Months later Stacey went to a church commissioning service near Yonki Dam and this man was in the group attending.  She noticed throughout the time at the service how well this young man treated his wife and children, how they interacted with smiles and laughter, and how his community had accepted him back in. “It was really exciting to see how God had moved and worked in and through this man.”

Please continue to pray for God’s Word to continue to impact the people of Papua New Guinea.

Learning to Read and Write

Story and photo by Janeen Michie

“Many nationals do not know how to read and write in Tok Pisin or their own language. It’s a problem for them as they are shut out from the world. They can’t follow the media or read a newspaper. When purchasing medicine they can’t read the prescription.” Mavis said sadly.

Mavis Matmillo teaches adult literacy courses at the Ukarumpa training center. She says, “You see people picking up words. Everyday is joy to see people change.”

Janet a student of the literacy course says, “I couldn’t read or write as a child. My parents didn’t put me in school. I didn’t know my ABC’s.” She grew up gathering firewood, working in the garden, and collecting water. As an adult she heard about the literacy course. Janet says, “I had a big hunger for reading the Bible. I heard about the school at the training center. I was very happy and I wanted to come and read the Bible for myself. Next year I will come back and learn more from the next course.”

Kete Oroti attended school from kindergarten to grade 1. As an adult she took the literacy course and after receiving her certificate says, “I’m happy that I can read & write. God has a plan for my life. I can read the Bible and now I can work.”

Commitment to Recording

by Karen Weaver

Commitment.
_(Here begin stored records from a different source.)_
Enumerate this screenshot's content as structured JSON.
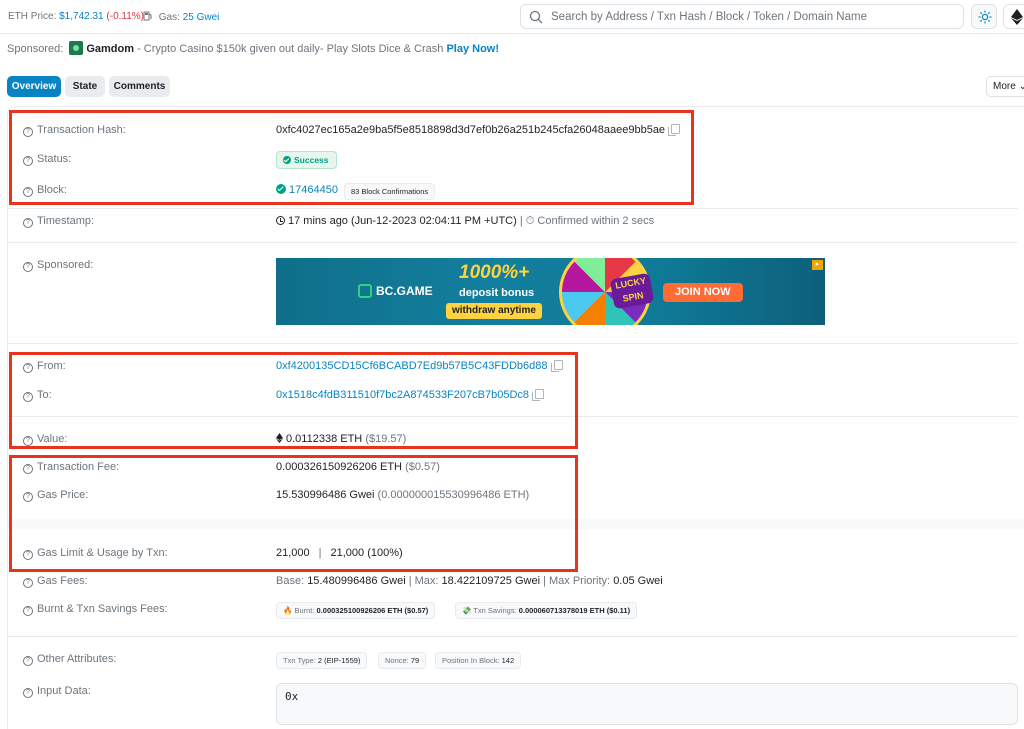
{
  "topbar": {
    "eth_price_label": "ETH Price:",
    "eth_price_value": "$1,742.31",
    "eth_price_change": "(-0.11%)",
    "gas_label": "Gas:",
    "gas_value": "25 Gwei",
    "search_placeholder": "Search by Address / Txn Hash / Block / Token / Domain Name"
  },
  "sponsored": {
    "label": "Sponsored:",
    "brand": "Gamdom",
    "text": " - Crypto Casino $150k given out daily- Play Slots Dice & Crash ",
    "cta": "Play Now!"
  },
  "tabs": [
    {
      "label": "Overview",
      "active": true
    },
    {
      "label": "State",
      "active": false
    },
    {
      "label": "Comments",
      "active": false
    }
  ],
  "more_label": "More",
  "tx": {
    "hash_label": "Transaction Hash:",
    "hash_value": "0xfc4027ec165a2e9ba5f5e8518898d3d7ef0b26a251b245cfa26048aaee9bb5ae",
    "status_label": "Status:",
    "status_value": "Success",
    "block_label": "Block:",
    "block_value": "17464450",
    "block_confirmations": "83 Block Confirmations",
    "timestamp_label": "Timestamp:",
    "timestamp_value": "17 mins ago (Jun-12-2023 02:04:11 PM +UTC)",
    "timestamp_sep": " | ",
    "confirmed_within": "Confirmed within 2 secs",
    "sponsored_label": "Sponsored:",
    "from_label": "From:",
    "from_value": "0xf4200135CD15Cf6BCABD7Ed9b57B5C43FDDb6d88",
    "to_label": "To:",
    "to_value": "0x1518c4fdB311510f7bc2A874533F207cB7b05Dc8",
    "value_label": "Value:",
    "value_eth": "0.0112338 ETH",
    "value_usd": "($19.57)",
    "fee_label": "Transaction Fee:",
    "fee_eth": "0.000326150926206 ETH",
    "fee_usd": "($0.57)",
    "gas_price_label": "Gas Price:",
    "gas_price_gwei": "15.530996486 Gwei",
    "gas_price_eth": "(0.000000015530996486 ETH)",
    "gas_limit_label": "Gas Limit & Usage by Txn:",
    "gas_limit": "21,000",
    "gas_usage": "21,000 (100%)",
    "gas_fees_label": "Gas Fees:",
    "gas_fees_base_label": "Base: ",
    "gas_fees_base": "15.480996486 Gwei",
    "gas_fees_max_label": "Max: ",
    "gas_fees_max": "18.422109725 Gwei",
    "gas_fees_maxprio_label": "Max Priority: ",
    "gas_fees_maxprio": "0.05 Gwei",
    "burnt_label": "Burnt & Txn Savings Fees:",
    "burnt_prefix": "Burnt: ",
    "burnt_value": "0.000325100926206 ETH ($0.57)",
    "savings_prefix": "Txn Savings: ",
    "savings_value": "0.000060713378019 ETH ($0.11)",
    "other_label": "Other Attributes:",
    "txn_type_label": "Txn Type: ",
    "txn_type_value": "2 (EIP-1559)",
    "nonce_label": "Nonce: ",
    "nonce_value": "79",
    "position_label": "Position In Block: ",
    "position_value": "142",
    "input_label": "Input Data:",
    "input_value": "0x"
  },
  "ad": {
    "brand": "BC.GAME",
    "headline": "1000%+",
    "sub": "deposit bonus",
    "pill": "withdraw anytime",
    "lucky": "LUCKY SPIN",
    "cta": "JOIN NOW"
  },
  "colors": {
    "accent": "#0784c3",
    "success": "#00a186",
    "highlight": "#e8341c",
    "negative": "#dc3545"
  }
}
That describes everyone involved in producing the video of the Gospel of John in the Mandara language.

A team of four Papua New Guinean audio technicians traveled to Tatau Island to record the voices for the video. They were accompanied by Lauren Runia, who had trained them in recording techniques and came along to see how they would do on their second major project.

The commitment of the men was obvious as they persevered during the trip to the location, which included rides in five vans/trucks and two dinghys, which included getting drenched in two heavy downpours of rain along the way. The distance and inconvenience of the journey would not keep them from their mission.

Once on the island, the team recorded in two very small buildings, using a portable generator to power their computers. They ably encouraged the actors to read with good expression, made the recorded parts sync with the picture shown on the screen, and related well to the local people.

The team’s mentor, Lauren, said, “Although I was there to coach them through any rough spots, there was very little I needed to say as the technicians far exceeded my expectation in their ability to record and to work through and overcome challenges.”

On their last night in the village, the team showed Part I of the Gospel of John video in the Mandara language. Even rainfall, which caused the showing of the film to be moved indoors, could not dampen the enthusiasm of the viewers. When all seats were filled to overflowing, more people peered in through open windows, sheltered by the overhanging roof, with the rain drizzling behind them.

The local church was grateful for the work of the team and demonstrated their commitment to the completion of the film through their close involvement in the project. Representatives from all church denominations in the language group met to pray for the recording, cooked food for the team, and provided them with shelter. In a closing ceremony, church leaders expressed their deep appreciation for the visitors and for the many local readers who had a vital part in the project. It had truly been a team effort.